VCCI’s recommendation follows the Housing Industry Association’s (HIA) recent media campaign calling for governments to replace stamp duties with a “more stable, efficient and equitable tax”.
HIA Chief Economist, Tim Reardon, argued that stamp duty is “universally recognised as one of the most inefficient and inequitable taxes that does not provide a stable revenue stream” and believes that “the case in favour of reforming stamp duty is so strong” that it doesn’t matter whether governments choose a phase-out method or ‘opt in/out’ arrangement, just “as long as stamp duty is abolished”.

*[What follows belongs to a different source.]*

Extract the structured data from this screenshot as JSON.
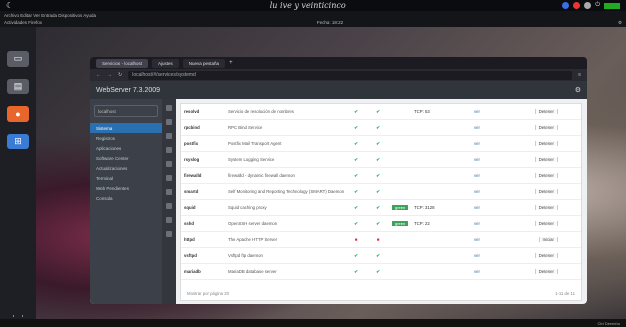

You will get no argument from me. I have been stung twice by Victoria’s stamp duty regime, which is the most punitive in the nation, costing the typical house buyer around $40,000:
Victoria’s average rate of stamp duty is also the highest of all Australian states at 5.21%:
The arguments for shifting from stamp duties to a broad-based land tax can be summarised as follows:
- Mobility: Abolishing stamp duty would encourage people to move to homes and locations that best suit their needs.
- Efficiency: Allowing households to move where they want to live means more efficient allocation of public investment in transport infrastructure, land and health care resources. Moving to a broad-based land tax would also encourage a better use of land by discouraging land banking and vagrancy.
- Equity: it is unfair for buyers of the circa 5% of homes that turnover each year to pay punitive taxes to fund services provided to the other 95%. It would be much fairer to share the load via a broad-based land tax.
- Revenue stability: because stamp duties are a function of both dwelling values and sales volumes, they are highly volatile and experience large booms and busts. Land taxes, by comparison, are far more stable.
Reflecting the above, the Australian Treasury’s Tax White Paper concluded that property stamp duties are one of the least efficient taxes in Australia, whereas land taxes are the most efficient source of tax.
In fact, land taxes create positive welfare gains to the resident population they are also levied on non-resident property owners (see next chart).
The problem with replacing stamp duties is political: no government in Australia is more addicted to stamp duties than the Victorian Government, which necessarily makes reform more difficult.
Hopefully its upcoming state budget will bravely follow NSW’s reforms and give buyers the option of paying land taxes instead of stamp duties.